-- Action item --
Among the entries, find the lines with the string "true" and copy them.

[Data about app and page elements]
********************
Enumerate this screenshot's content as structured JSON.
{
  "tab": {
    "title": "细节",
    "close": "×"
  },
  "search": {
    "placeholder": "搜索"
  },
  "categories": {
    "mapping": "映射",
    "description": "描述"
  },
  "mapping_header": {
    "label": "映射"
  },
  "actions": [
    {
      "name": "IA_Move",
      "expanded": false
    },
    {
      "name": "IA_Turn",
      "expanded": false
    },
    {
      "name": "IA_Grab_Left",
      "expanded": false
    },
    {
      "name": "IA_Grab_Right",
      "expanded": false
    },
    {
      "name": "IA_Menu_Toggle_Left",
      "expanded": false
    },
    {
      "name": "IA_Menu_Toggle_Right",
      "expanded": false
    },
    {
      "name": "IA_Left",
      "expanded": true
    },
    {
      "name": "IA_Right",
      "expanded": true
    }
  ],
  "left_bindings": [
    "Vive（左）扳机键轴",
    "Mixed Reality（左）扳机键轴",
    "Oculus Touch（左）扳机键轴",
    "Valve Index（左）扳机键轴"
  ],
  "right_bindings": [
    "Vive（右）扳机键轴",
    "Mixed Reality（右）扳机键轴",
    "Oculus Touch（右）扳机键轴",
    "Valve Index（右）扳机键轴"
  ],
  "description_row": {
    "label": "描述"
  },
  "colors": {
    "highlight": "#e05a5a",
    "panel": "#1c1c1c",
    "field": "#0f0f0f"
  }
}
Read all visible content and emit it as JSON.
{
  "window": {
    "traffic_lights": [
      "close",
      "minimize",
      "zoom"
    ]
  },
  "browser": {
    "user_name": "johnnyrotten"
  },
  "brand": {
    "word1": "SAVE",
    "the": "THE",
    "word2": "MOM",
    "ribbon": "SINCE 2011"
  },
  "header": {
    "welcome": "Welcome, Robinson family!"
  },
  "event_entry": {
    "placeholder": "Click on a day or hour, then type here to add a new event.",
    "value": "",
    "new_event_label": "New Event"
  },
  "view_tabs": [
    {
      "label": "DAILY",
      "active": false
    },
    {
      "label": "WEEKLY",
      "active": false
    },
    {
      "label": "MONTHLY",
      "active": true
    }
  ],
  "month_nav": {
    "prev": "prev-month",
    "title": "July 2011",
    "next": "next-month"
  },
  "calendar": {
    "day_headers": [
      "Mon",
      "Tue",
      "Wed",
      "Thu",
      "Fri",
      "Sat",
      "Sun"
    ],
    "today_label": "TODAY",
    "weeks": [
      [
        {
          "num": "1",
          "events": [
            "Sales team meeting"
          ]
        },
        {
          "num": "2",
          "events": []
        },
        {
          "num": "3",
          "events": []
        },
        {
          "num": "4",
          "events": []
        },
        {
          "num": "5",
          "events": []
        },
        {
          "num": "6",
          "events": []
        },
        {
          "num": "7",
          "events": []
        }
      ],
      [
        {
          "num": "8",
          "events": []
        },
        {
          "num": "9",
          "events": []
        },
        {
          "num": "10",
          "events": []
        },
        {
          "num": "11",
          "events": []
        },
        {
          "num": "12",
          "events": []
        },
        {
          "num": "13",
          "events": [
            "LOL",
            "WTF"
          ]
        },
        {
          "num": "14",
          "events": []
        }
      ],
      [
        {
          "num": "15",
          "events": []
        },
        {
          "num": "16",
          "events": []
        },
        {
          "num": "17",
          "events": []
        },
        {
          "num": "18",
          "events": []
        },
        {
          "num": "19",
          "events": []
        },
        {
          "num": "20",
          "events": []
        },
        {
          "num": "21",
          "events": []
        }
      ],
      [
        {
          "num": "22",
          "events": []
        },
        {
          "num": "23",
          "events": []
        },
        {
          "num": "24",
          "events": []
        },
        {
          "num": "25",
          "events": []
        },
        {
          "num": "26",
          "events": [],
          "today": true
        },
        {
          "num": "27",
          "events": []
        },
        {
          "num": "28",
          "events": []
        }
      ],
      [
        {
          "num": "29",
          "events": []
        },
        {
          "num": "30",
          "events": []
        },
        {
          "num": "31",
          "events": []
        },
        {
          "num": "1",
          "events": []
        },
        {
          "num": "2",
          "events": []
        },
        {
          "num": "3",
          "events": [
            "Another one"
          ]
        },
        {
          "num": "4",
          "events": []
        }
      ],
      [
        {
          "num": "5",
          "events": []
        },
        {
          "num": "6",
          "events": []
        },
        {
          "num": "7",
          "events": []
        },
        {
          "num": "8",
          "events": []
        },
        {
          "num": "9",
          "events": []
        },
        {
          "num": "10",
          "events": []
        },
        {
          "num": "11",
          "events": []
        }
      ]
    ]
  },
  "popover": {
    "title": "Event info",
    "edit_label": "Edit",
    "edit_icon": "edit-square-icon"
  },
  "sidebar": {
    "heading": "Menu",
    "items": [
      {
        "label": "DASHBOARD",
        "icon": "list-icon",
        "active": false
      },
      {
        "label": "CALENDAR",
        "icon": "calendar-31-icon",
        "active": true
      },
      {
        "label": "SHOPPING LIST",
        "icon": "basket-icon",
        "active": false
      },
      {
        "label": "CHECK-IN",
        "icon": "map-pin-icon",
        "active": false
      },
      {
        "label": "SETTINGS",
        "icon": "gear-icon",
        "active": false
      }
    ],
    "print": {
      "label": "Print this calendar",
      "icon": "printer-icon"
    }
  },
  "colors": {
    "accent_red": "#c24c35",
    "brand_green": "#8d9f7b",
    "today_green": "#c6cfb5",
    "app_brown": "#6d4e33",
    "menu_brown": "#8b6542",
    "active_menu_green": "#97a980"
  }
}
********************
-- Your solution --
      "expanded": true
      "expanded": true
      "active": true
          "today": true
        "active": true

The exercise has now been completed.